SUPPLIED DATA.
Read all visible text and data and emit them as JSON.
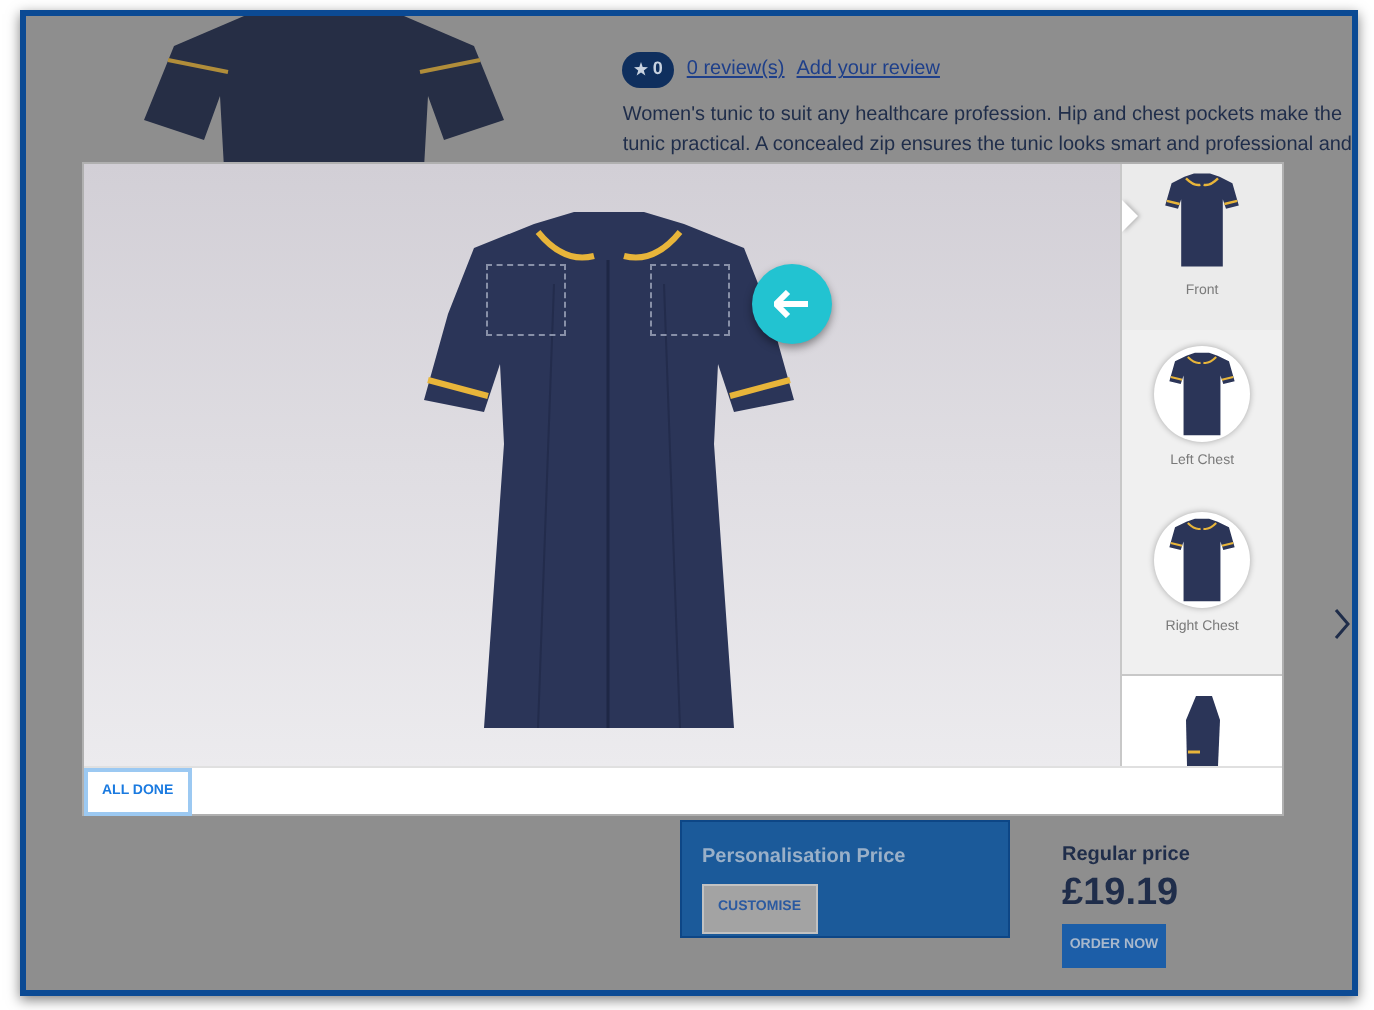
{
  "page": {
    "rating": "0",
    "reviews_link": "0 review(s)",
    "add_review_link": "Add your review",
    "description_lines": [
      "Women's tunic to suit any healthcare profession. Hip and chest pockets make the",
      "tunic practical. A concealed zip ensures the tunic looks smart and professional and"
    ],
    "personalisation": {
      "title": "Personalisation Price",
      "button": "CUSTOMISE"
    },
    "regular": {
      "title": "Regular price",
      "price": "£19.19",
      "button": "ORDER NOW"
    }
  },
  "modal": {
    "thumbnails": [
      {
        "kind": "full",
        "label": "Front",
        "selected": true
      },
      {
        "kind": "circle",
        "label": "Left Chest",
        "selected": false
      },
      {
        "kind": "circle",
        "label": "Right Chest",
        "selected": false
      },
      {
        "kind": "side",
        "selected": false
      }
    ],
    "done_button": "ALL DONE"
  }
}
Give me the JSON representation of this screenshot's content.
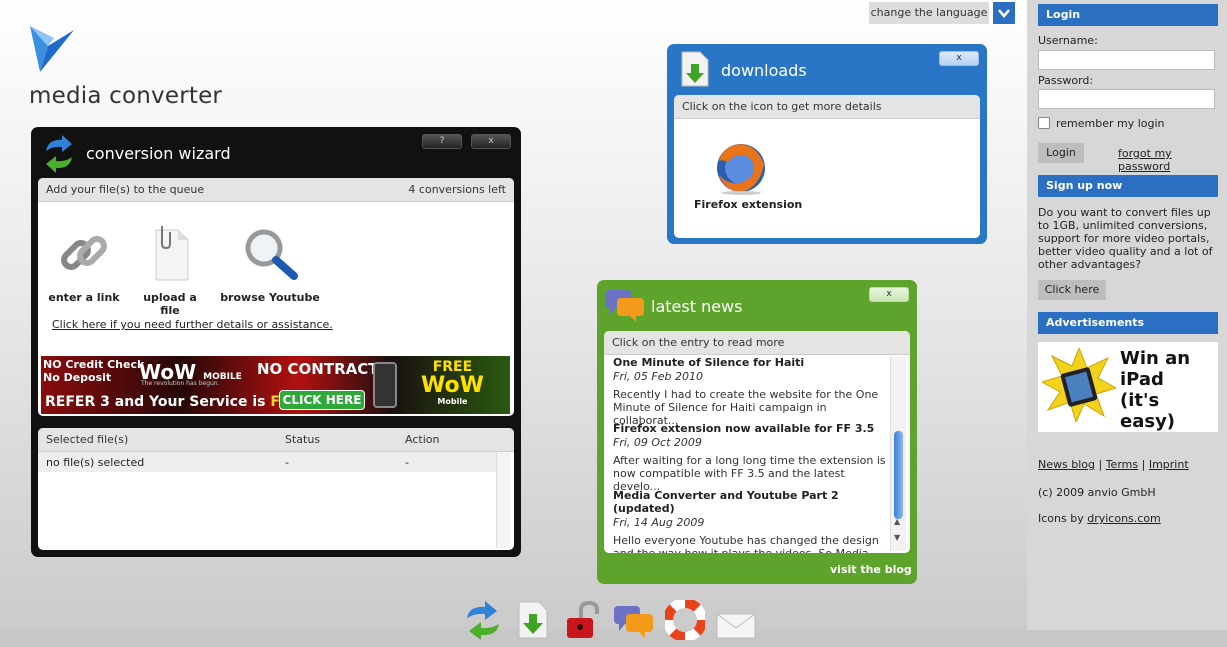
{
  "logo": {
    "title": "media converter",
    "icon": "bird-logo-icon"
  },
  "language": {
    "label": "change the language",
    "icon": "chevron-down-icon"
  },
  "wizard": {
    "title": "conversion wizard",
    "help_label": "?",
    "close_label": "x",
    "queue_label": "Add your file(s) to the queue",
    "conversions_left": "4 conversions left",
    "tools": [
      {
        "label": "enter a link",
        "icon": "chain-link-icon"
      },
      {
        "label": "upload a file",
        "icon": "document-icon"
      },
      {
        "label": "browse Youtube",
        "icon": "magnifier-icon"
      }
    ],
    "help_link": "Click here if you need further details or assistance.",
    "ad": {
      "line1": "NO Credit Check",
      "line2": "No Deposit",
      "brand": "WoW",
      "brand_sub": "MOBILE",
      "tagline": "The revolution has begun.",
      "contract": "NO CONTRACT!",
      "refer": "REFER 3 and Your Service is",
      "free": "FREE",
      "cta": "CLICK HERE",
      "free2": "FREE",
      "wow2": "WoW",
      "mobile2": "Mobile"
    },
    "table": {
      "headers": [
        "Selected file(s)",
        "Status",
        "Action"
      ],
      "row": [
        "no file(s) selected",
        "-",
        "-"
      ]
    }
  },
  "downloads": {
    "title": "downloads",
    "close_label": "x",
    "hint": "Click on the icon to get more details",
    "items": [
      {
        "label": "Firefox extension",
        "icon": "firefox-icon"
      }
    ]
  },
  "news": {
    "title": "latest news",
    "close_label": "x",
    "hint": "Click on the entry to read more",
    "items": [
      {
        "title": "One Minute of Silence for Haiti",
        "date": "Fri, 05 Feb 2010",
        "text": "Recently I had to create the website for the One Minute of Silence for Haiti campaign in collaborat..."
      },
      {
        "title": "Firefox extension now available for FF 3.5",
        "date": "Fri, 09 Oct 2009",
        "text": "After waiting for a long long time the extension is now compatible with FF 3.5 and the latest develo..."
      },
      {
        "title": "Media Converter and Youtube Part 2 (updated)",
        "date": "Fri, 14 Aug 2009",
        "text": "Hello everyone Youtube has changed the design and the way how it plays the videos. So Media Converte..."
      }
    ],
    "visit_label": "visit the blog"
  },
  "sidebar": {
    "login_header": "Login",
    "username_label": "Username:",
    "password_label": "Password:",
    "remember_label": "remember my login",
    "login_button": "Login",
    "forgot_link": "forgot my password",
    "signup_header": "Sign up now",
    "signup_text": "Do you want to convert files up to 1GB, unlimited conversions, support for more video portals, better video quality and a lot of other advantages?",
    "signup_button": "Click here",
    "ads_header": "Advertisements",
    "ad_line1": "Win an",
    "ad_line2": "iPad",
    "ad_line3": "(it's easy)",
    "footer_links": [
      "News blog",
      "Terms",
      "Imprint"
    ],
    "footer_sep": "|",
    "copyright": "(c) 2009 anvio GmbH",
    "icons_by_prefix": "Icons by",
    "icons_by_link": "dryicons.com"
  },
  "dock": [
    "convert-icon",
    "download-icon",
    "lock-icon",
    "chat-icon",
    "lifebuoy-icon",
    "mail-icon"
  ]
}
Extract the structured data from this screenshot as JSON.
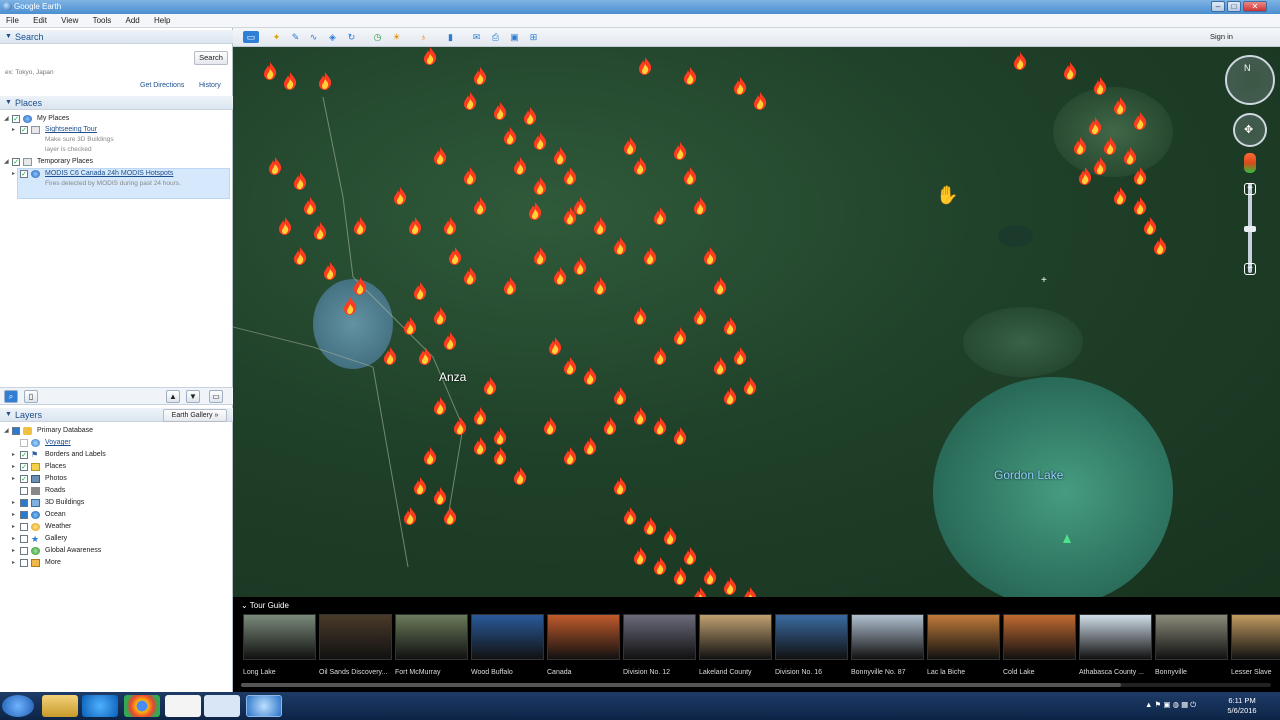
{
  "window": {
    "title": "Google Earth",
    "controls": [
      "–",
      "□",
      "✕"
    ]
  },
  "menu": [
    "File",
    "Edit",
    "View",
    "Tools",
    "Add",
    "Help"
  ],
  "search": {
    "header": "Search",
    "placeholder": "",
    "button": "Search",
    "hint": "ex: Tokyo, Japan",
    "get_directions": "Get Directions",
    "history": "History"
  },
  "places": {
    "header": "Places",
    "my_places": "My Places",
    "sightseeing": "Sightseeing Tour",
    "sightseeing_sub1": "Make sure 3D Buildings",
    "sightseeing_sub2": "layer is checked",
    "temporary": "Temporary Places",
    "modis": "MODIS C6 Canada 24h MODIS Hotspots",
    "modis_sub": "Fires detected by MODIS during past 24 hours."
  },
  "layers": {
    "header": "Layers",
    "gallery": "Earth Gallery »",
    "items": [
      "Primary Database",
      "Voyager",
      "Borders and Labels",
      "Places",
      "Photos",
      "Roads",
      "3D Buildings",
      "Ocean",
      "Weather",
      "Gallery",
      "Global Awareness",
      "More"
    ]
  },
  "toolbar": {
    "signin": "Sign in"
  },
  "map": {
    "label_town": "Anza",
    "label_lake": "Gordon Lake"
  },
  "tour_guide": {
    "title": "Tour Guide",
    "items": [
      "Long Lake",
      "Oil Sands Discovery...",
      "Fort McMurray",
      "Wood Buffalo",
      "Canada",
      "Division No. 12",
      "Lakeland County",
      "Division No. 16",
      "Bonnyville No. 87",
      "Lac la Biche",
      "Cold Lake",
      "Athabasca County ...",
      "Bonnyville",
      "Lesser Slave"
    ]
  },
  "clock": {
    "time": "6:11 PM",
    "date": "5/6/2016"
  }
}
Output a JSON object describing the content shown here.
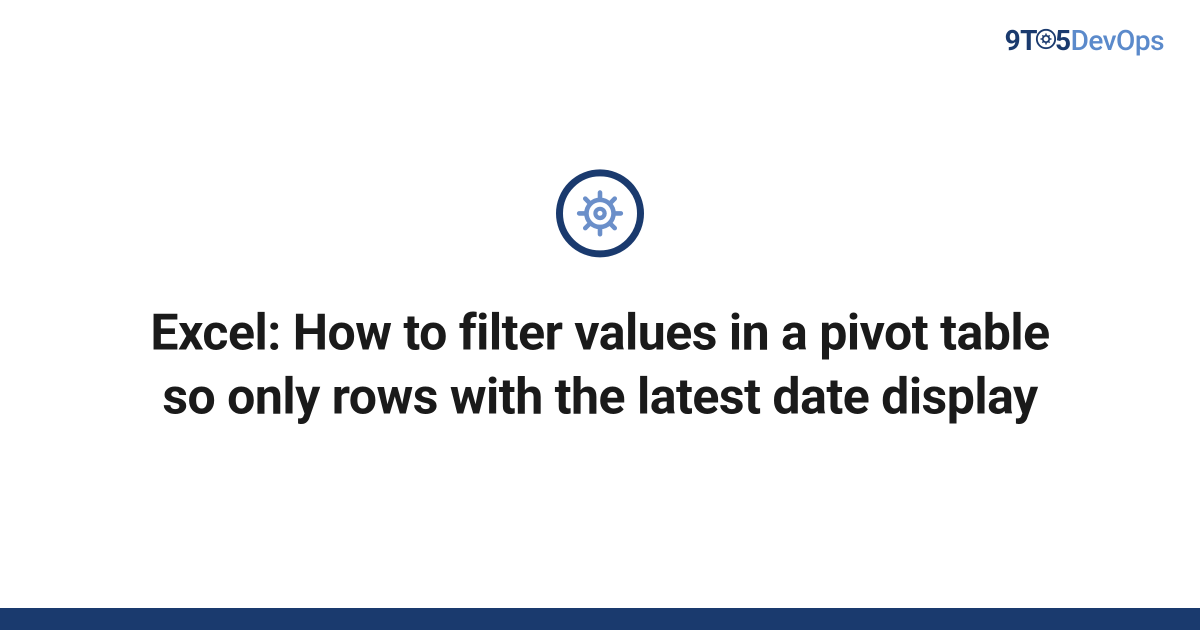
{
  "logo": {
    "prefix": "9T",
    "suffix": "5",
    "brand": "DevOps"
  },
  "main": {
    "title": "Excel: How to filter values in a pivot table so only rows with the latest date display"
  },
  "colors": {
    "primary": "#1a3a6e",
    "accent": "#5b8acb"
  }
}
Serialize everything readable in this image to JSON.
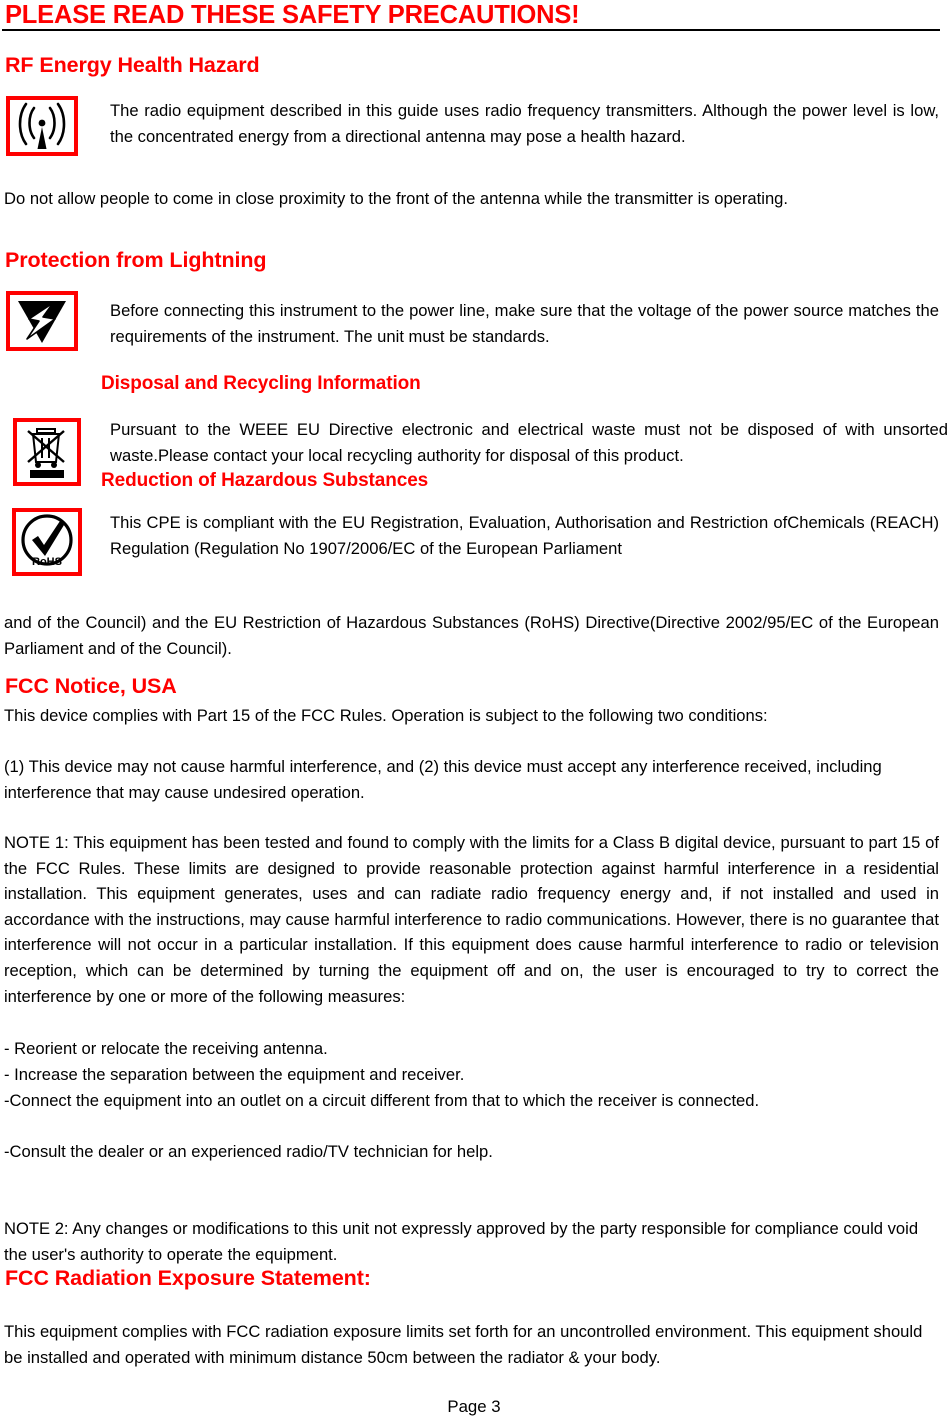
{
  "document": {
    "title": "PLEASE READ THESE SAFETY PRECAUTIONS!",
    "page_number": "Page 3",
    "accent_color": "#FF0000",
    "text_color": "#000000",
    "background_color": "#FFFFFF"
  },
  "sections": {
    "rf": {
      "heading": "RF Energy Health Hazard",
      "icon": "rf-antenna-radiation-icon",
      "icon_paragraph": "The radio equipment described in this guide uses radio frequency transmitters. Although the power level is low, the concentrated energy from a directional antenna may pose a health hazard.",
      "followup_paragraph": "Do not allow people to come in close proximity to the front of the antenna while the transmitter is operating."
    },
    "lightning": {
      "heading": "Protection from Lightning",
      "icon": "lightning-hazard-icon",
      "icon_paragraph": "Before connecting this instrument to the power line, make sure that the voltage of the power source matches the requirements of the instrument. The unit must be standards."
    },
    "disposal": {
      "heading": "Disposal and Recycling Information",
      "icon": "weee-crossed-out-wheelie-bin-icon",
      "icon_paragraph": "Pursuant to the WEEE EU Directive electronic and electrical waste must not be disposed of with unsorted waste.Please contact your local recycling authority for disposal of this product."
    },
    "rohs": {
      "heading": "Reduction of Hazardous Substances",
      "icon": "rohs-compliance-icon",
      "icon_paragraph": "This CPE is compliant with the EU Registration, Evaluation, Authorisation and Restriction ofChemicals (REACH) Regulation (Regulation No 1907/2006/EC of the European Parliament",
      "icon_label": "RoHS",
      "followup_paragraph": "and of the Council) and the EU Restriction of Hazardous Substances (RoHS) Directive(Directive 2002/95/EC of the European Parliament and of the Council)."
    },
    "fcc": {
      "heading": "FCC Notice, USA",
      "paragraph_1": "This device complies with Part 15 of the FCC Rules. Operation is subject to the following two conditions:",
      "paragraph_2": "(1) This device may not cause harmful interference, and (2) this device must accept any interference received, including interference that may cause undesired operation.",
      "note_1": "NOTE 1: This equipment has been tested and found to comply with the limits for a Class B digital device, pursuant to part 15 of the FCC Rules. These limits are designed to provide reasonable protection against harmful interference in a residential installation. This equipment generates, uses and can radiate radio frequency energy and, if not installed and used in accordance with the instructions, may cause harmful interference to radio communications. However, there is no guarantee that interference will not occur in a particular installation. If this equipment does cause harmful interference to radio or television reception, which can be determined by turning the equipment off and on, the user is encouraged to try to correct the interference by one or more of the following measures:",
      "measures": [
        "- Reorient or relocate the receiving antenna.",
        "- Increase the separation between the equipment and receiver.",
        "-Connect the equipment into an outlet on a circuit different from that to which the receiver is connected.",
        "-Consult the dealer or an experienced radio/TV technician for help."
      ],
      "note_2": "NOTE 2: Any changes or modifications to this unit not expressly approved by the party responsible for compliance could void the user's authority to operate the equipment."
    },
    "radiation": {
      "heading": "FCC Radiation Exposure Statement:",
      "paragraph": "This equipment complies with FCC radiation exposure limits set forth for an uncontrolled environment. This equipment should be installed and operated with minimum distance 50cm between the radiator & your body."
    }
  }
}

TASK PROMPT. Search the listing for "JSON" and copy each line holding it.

YOUR RESPONSE.
Read all visible text and data and emit them as JSON.
Give me the JSON representation of this screenshot's content.
Extract the structured data from this screenshot as JSON.
Output a JSON object describing the content shown here.
Serialize everything readable in this image to JSON.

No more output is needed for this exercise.